Introduction Drugs prescribed by general practitioners account for about one tenth of NHS expenditure and half the total cost of family health services.1 General practitioners’ prescribing behaviour has been the focus of recent attention from policymakers anxious to reduce costs, educators wanting to improve the quality of prescribing, and pharmacists wishing to develop their 1506

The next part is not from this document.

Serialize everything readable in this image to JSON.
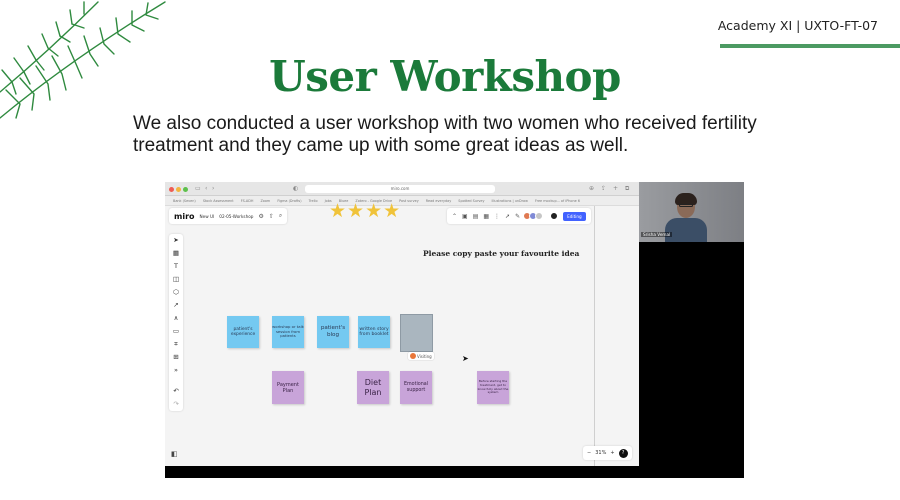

professional role. Little attention has been given to the role of patients, although patients’ expectations are sometimes held responsible for inappropriate prescribing.1 It is estimated that about 5% of prescriptions are not redeemed2 and that large quantities of prescribed drugs are not consumed. Although doctors perceive a high level of demand, the evidence that patients’ expectations influence prescribing decisions is equivocal.3 Most previous studies have not measured doctors’ perceptions of patients’ expectations but have shown that the proportion of prescriptions written often exceeds patients’ expectations.4-9 This suggests that doctors overestimate patients’ expectations for prescriptions.10 We aimed to measure both patients’ expectations for prescriptions and general practitioners’ perceptions of these expectations, and to determine the factors most closely associated with the decision to prescribe, in naturally occurring general practice consultations.

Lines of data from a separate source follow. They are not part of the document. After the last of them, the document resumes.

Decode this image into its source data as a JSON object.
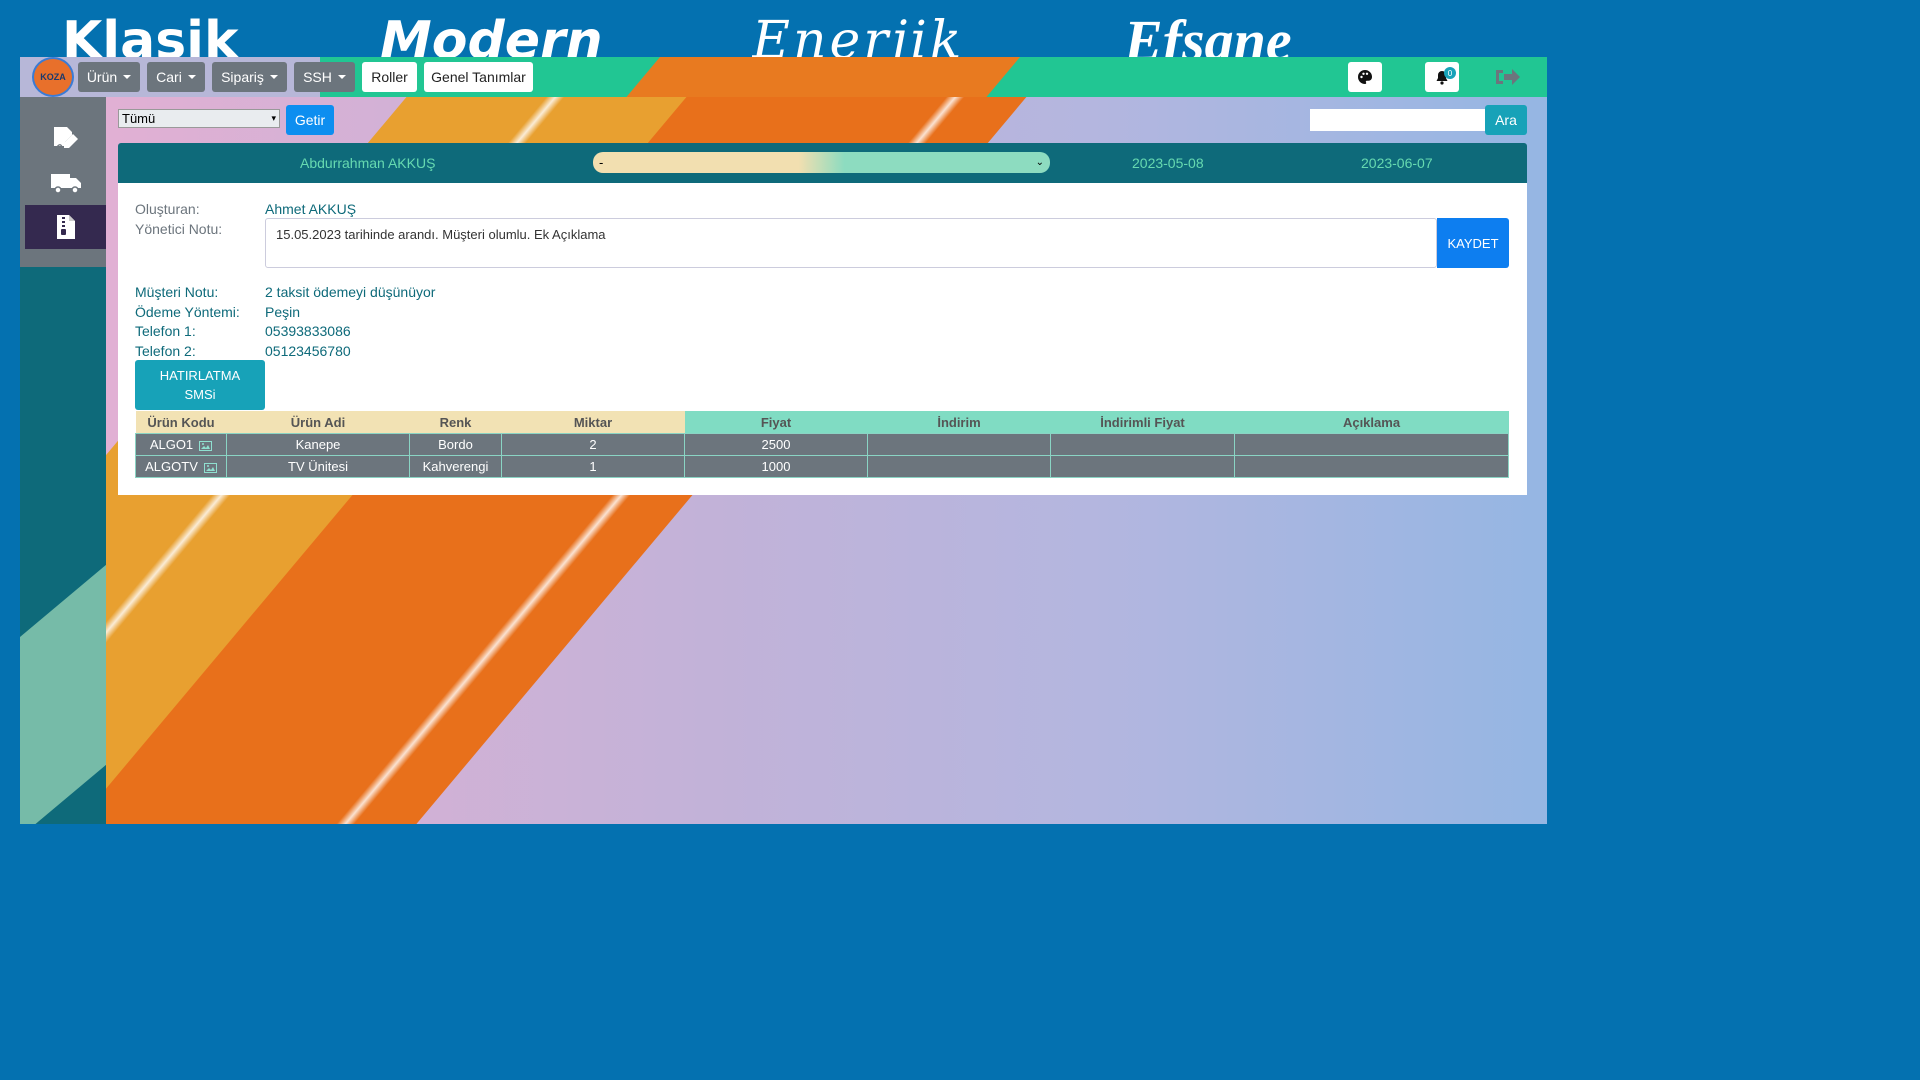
{
  "themes": [
    "Klasik",
    "Modern",
    "Enerjik",
    "Efsane"
  ],
  "logo_text": "KOZA",
  "nav": {
    "urun": "Ürün",
    "cari": "Cari",
    "siparis": "Sipariş",
    "ssh": "SSH",
    "roller": "Roller",
    "genel": "Genel Tanımlar",
    "notif_count": "0"
  },
  "toolbar": {
    "filter_value": "Tümü",
    "getir": "Getir",
    "search_value": "",
    "ara": "Ara"
  },
  "header": {
    "name": "Abdurrahman AKKUŞ",
    "status_value": "-",
    "date1": "2023-05-08",
    "date2": "2023-06-07"
  },
  "details": {
    "olusturan_label": "Oluşturan:",
    "olusturan_value": "Ahmet AKKUŞ",
    "yonetici_label": "Yönetici Notu:",
    "yonetici_value": "15.05.2023 tarihinde arandı. Müşteri olumlu. Ek Açıklama",
    "kaydet": "KAYDET",
    "musteri_label": "Müşteri Notu:",
    "musteri_value": "2 taksit ödemeyi düşünüyor",
    "odeme_label": "Ödeme Yöntemi:",
    "odeme_value": "Peşin",
    "tel1_label": "Telefon 1:",
    "tel1_value": "05393833086",
    "tel2_label": "Telefon 2:",
    "tel2_value": "05123456780",
    "sms_line1": "HATIRLATMA",
    "sms_line2": "SMSi"
  },
  "table": {
    "columns": [
      "Ürün Kodu",
      "Ürün Adi",
      "Renk",
      "Miktar",
      "Fiyat",
      "İndirim",
      "İndirimli Fiyat",
      "Açıklama"
    ],
    "rows": [
      [
        "ALGO1",
        "Kanepe",
        "Bordo",
        "2",
        "2500",
        "",
        "",
        ""
      ],
      [
        "ALGOTV",
        "TV Ünitesi",
        "Kahverengi",
        "1",
        "1000",
        "",
        "",
        ""
      ]
    ]
  },
  "colors": {
    "frame": "#0471b0",
    "navbar": "#21c693",
    "header": "#0e6a7a",
    "primary": "#0d8ef0",
    "info": "#17a2b8",
    "secondary": "#6c757d"
  }
}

Methods The study was carried out in four practices in the area covered by the Lambeth, Southwark, and Lewisham Family Health Service Authority in southeast London between September and December 1994. This authority had lower than average prescribing levels compared with the rest of England.11 The practices were chosen on the basis of their prescribing analysis and cost (PACT) data, to include two high prescribing and two low prescribing practices (relative to the other practices covered by the same family health service authority). All the practices were non-fundholding group practices, two of them receiving high levels and two of them low levels of deprivation payments. We chose surgery sessions to represent different days of the week and times of day. At the beginning of each chosen session, the researcher gave a questionnaire to the doctor. This asked for the patient’s name or computer number, the diagnosis or presenting problem, the doctor’s perception of whether the patient wanted a prescription, whether the doctor felt pressurised to write a prescription, whether a prescription was written (and if so, the details of the drug(s)), and whether the prescription was “strictly indicated on purely medical grounds.” The 15 participating doctors completed a questionnaire for each patient immediately after the consultation. BMJ VOLUME 315


General practice Table 1 Patients’ hopes for prescriptions compared with doctors’ perceptions and decision to prescribe. Values are numbers (percentages) of patients, unless stated otherwise Doctors’ perceptions of patients’ expectations*

Decision to prescribe†

Doctor thought patient wanted prescription

Doctor did not know if patient wanted prescription

Doctor thought patient did not want prescription

Doctor wrote prescription

Doctor did not write prescription

Patient hoped for prescription (n=352‡)

259 (74)

38 (11)

55 (16)

264 (75)

89 (25)

Patient did not hope for prescription (n=172)

39 (23)

19 (11)

114 (66)

50 (29)

122 (71)

Patients’ response

Data were missing for some variables. *÷2=144.57, df=2, P